Web page and app entries:
---
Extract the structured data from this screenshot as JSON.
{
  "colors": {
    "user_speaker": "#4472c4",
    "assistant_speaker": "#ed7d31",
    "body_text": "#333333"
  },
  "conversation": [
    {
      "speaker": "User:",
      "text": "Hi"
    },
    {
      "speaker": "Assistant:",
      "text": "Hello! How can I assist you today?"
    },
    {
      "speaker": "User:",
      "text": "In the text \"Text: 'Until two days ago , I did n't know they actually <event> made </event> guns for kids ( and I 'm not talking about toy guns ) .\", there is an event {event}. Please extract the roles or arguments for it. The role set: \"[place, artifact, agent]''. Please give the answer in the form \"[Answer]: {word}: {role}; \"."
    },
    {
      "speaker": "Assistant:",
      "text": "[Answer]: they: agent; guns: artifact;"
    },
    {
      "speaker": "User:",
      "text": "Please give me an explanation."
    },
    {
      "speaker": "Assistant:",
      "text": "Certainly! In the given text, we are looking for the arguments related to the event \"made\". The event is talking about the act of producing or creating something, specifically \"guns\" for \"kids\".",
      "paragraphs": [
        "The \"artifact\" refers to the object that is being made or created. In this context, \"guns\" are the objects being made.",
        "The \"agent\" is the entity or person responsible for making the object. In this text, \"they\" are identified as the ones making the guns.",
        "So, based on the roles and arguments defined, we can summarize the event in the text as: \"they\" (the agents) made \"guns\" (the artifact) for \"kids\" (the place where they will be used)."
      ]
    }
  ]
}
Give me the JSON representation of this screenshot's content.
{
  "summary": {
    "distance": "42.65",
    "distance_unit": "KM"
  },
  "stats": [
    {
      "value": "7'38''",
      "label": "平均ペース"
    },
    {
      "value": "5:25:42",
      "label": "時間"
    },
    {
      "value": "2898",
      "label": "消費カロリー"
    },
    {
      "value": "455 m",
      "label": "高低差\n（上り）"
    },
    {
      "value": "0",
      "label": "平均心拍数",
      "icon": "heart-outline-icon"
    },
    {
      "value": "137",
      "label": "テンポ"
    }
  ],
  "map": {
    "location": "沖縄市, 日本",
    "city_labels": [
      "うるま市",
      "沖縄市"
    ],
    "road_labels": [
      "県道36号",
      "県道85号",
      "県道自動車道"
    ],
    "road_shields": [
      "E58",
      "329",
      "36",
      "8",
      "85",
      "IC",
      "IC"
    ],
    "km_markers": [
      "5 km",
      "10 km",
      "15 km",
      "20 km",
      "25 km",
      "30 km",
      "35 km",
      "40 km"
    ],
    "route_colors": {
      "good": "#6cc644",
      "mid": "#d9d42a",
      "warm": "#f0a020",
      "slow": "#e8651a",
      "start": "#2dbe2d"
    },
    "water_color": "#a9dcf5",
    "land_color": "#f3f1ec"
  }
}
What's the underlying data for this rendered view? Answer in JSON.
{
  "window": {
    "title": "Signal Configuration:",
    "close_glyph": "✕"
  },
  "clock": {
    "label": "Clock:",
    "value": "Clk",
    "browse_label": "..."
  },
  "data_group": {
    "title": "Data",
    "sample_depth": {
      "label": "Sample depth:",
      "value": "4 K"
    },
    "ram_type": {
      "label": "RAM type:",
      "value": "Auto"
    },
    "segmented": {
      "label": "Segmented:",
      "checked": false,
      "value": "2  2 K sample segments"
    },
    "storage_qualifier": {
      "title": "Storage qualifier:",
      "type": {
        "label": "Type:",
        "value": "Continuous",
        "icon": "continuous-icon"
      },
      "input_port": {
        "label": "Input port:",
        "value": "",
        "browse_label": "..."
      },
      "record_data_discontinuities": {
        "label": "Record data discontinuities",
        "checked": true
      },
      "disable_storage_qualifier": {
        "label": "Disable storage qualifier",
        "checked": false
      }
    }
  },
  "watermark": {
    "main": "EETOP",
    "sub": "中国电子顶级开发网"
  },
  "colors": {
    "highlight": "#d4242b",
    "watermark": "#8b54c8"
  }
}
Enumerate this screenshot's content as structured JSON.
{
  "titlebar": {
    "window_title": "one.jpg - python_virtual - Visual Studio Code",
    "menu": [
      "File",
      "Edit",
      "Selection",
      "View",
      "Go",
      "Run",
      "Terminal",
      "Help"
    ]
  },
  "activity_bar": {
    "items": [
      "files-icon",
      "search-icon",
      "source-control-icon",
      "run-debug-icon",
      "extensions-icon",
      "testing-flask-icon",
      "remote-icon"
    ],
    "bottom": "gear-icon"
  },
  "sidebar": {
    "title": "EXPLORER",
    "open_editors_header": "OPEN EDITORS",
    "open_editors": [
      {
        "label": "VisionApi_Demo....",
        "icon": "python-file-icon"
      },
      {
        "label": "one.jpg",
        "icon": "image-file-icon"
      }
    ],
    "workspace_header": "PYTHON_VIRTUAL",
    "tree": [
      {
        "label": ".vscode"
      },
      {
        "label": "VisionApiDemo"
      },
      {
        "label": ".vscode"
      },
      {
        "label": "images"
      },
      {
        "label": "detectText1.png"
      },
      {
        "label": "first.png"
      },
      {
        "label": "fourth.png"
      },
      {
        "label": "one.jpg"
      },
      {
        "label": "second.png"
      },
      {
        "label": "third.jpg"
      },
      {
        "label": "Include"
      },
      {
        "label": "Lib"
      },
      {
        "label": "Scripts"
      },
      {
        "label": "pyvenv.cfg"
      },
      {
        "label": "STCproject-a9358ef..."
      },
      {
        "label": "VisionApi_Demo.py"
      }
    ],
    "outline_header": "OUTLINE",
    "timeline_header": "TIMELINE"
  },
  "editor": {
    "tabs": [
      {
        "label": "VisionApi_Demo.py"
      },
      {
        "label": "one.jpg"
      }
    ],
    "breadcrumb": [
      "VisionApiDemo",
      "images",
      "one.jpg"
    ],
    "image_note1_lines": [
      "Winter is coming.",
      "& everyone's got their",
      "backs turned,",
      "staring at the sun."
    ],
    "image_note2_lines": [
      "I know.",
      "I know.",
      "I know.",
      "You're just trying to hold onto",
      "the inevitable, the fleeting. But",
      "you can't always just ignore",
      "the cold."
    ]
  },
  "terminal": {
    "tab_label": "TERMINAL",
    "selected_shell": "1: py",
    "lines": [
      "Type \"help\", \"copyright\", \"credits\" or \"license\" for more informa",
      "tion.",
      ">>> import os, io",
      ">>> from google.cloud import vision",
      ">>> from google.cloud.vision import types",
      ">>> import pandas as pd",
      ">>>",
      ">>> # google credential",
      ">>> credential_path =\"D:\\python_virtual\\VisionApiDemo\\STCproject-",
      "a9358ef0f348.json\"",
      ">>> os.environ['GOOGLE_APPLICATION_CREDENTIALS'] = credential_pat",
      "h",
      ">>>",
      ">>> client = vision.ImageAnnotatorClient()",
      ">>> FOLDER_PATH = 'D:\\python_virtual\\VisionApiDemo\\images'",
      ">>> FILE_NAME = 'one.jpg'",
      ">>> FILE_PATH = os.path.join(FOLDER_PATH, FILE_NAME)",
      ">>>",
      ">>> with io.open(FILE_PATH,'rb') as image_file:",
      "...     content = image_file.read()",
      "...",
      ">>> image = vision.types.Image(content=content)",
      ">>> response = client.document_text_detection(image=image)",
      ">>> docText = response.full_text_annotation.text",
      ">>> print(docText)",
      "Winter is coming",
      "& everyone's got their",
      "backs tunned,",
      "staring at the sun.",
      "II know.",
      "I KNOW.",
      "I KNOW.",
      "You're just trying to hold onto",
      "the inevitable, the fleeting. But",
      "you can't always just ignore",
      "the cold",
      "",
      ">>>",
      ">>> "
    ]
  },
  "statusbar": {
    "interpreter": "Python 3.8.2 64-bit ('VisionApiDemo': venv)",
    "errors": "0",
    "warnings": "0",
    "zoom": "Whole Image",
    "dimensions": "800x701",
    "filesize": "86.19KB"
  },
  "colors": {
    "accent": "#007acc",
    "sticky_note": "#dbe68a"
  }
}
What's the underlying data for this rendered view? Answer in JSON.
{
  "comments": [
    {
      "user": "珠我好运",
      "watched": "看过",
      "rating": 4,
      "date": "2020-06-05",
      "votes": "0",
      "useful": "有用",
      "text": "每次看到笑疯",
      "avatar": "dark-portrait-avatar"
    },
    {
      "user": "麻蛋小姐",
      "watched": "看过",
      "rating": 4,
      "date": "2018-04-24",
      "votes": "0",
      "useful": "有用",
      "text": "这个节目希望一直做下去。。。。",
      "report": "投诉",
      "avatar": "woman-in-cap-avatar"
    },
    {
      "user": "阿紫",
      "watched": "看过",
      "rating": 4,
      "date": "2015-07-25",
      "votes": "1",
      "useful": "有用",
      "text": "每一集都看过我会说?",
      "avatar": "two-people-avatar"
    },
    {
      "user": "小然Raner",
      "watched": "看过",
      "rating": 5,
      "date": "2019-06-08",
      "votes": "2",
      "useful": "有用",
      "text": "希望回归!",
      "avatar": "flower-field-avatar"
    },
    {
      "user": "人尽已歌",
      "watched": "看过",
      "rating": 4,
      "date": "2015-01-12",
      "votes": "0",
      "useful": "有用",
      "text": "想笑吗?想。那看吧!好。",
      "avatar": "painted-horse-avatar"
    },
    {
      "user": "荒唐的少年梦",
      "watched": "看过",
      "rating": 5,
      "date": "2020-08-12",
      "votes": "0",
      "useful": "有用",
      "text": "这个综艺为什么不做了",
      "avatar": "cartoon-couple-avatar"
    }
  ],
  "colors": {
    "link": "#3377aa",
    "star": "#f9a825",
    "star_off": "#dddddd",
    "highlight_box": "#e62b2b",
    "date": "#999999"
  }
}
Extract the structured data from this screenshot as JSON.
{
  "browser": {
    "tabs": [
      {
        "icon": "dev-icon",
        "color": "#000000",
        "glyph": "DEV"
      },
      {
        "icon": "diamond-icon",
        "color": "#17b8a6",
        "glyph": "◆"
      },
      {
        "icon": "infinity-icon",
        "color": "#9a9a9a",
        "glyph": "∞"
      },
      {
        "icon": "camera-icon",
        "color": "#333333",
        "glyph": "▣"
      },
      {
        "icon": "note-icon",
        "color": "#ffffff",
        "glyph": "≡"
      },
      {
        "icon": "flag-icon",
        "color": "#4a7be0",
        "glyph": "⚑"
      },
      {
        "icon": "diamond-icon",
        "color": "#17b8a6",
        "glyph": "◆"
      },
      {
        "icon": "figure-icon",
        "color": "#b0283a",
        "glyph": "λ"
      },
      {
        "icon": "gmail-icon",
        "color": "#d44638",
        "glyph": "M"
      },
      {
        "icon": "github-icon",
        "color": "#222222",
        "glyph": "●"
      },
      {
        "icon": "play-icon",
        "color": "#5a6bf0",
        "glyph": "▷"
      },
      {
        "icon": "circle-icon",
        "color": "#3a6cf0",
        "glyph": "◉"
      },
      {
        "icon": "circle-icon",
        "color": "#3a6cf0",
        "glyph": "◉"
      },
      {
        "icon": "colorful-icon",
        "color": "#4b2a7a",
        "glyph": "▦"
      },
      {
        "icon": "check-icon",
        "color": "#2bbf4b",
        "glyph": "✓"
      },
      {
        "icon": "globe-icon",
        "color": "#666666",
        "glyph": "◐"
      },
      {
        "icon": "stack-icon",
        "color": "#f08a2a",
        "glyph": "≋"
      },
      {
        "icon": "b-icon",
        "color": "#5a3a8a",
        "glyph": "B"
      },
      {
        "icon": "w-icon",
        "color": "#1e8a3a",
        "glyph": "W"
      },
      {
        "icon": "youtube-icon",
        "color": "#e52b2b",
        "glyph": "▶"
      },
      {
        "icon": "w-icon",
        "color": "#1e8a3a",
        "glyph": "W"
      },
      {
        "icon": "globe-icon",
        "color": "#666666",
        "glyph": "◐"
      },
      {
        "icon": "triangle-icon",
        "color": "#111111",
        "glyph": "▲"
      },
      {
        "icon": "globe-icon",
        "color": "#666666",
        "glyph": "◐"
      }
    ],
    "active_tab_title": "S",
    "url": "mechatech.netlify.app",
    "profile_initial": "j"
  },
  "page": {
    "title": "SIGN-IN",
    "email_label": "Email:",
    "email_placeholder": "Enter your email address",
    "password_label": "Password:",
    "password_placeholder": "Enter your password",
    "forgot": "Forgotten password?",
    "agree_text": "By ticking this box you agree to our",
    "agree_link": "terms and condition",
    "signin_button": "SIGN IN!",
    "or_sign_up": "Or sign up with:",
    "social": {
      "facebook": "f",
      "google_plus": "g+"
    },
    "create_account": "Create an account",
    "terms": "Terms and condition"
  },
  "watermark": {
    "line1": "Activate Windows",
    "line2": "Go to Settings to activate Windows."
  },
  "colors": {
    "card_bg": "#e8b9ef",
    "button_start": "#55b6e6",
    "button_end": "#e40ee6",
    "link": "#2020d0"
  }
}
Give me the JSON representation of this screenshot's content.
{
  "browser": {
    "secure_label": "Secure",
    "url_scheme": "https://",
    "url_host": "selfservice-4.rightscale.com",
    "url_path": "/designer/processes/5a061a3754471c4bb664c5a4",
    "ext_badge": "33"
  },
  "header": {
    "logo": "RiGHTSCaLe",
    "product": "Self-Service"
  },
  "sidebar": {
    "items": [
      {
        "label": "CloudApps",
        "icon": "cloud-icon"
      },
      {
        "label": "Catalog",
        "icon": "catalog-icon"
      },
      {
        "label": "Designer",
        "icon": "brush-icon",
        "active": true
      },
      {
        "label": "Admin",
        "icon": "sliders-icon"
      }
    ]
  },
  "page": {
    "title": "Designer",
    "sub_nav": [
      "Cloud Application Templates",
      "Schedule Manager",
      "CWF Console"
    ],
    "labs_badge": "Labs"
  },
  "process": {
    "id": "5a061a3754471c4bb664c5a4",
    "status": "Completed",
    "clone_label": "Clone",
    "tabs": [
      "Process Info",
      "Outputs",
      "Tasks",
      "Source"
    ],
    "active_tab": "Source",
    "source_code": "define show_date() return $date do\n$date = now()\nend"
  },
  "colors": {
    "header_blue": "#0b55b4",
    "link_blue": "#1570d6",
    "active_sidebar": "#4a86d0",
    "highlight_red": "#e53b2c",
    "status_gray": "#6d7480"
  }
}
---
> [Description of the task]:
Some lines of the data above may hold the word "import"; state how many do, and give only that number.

> [Final answer]:
4